Christina Haag in Sharyn Rothstein’s The Invested
New York, 2011

Before The Invested, I hadn’t seen Christina in something like 20 years. She’s a grownup now, and yet she’s still the poised, almost ethereally beautiful girl I used to know. When our friend Robin Saex Garbose directed Shakespeare’s Twelfth Night at Brown, I was Christina’s Orsino, and playing opposite her really raised my game. Looking into her eyes, I wanted to be the Orsino she imagined.

She’s the last girl I ever kissed onstage: I guess it’s just as well that I quit while I was ahead.

Christina as Viola, with WVM as Orsino.

There’s a lot to be said for the fulfillment of a promise, and in seeing a woman do what she was meant to do, your own destiny may seem more secure. Just last night, I missed hearing Ann Harada performing the songs of William Finn in Lincoln Center’s “American Songbook” series, darn it, but I’ve had the joyful experience of seeing Ann a few times elsewhere recently, including her annual tour-de-force, Christmas Eve with Christmas Eve.

For the moment, let me emphasize that Ann throws her Christmas Eve revues together in only a few weeks, with minimal rehearsal. Her instincts, her training and experience, her talent and her prowess as a performer are such that she can pull off such feats of skill and daring, where any mortal woman might fail. What’s more, her heart (the shows benefit Broadway Cares/Equity Fights AIDS) makes the effort necessary to her. But even as a girl, in musical comedies at Faunce House, Ann was signaling already that some day she’d be capable of exactly this magic.

Art isn’t easy: Ann Harada with WVM,
following December’s annual Christmas Eve extravaganza.
She pours herself into these performances, as you can see.
Photo by Anne Balcer©

I barely suspected that I’d see Jennifer Van Dyck when I went to Charles Busch’s farce, The Divine Sister, in 2010 — but there she was. Even though she was playing (alternately) a little boy and an older woman, she, too, was entirely the girl I remembered: lovely and funny and smart. In conversation, I always had the feeling that she was three or four lines ahead of me in the dialogue, as if she had privileged access to the full script, whereas I was just reading sides.

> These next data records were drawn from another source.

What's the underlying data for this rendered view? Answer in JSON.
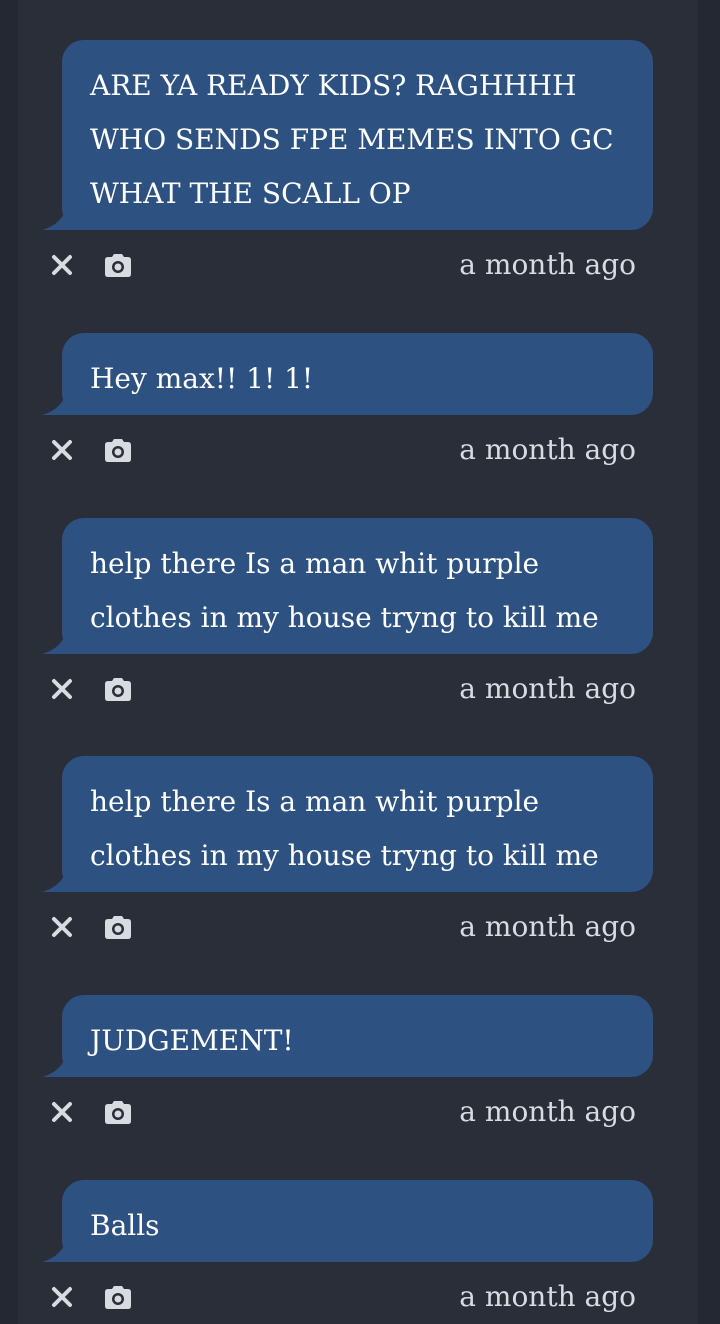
{
  "messages": [
    {
      "text": "ARE YA READY KIDS? RAGHHHH\nWHO SENDS FPE MEMES INTO GC\nWHAT THE SCALL OP",
      "time": "a month ago"
    },
    {
      "text": "Hey max!! 1! 1!",
      "time": "a month ago"
    },
    {
      "text": "help there Is a man whit purple\nclothes in my house tryng to kill me",
      "time": "a month ago"
    },
    {
      "text": "help there Is a man whit purple\nclothes in my house tryng to kill me",
      "time": "a month ago"
    },
    {
      "text": "JUDGEMENT!",
      "time": "a month ago"
    },
    {
      "text": "Balls",
      "time": "a month ago"
    }
  ],
  "icons": {
    "delete": "close-icon",
    "screenshot": "camera-icon"
  },
  "colors": {
    "bubble": "#2d5282",
    "background": "#2a2e39",
    "text": "#ffffff",
    "timestamp": "#d8dbe0"
  }
}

Her mind works that quickly — and her wit shines through when she’s onstage, just as it always did.

Now Jennifer is appearing in a new play, Cate Ryan’s The Picture Box, with the Negro Ensemble Company, at the Beckett Theatre on Theatre Row through January 29. Promising the story of a black couple’s relationship with the daughter of the white family they work for, the play is evoking memories of my own relationship with Bessie Pullam, even before I see the show. I’m looking forward to it. (For more information, click here.)

Jennifer Van Dyck

I’m conscious of context here. It’s possible, for example, that actresses without the brains and accomplishment to get into Brown aren’t as estimable as these three women. It’s possible — indeed, probable — that Christina, Ann, and Jennifer would be just as extraordinary if they’d studied molecular biology or worked in real estate. And yet the combination of circumstances here strikes me as resistant to debate — and worthy of celebration.

In a too-changing world, these women are not merely stage stars but pole stars, and we’d be fools not to be guided by them. The next time you meet an actress, consider yourself lucky.

Christina as Viola, with Andrew Weems as Malvolio.


Anonymous said...

I've rarely been called dense, but could you explain the title of this post to me?

-- Rick

William V. Madison said...

The title begs to differ with Noël Coward, who memorably asked Mrs. Worthington not to put her daughter on the stage. But clearly, Noël Coward was not a Brown alumnus, and I am no coward.

Anonymous said...

what is the name of the production company that featured your last picture - Viola and Malvolio ?

William V. Madison said...

The last picture is from Robin Saex's staging of Twelfth Night at Production Workshop, Brown University's student-run theater, in 1982.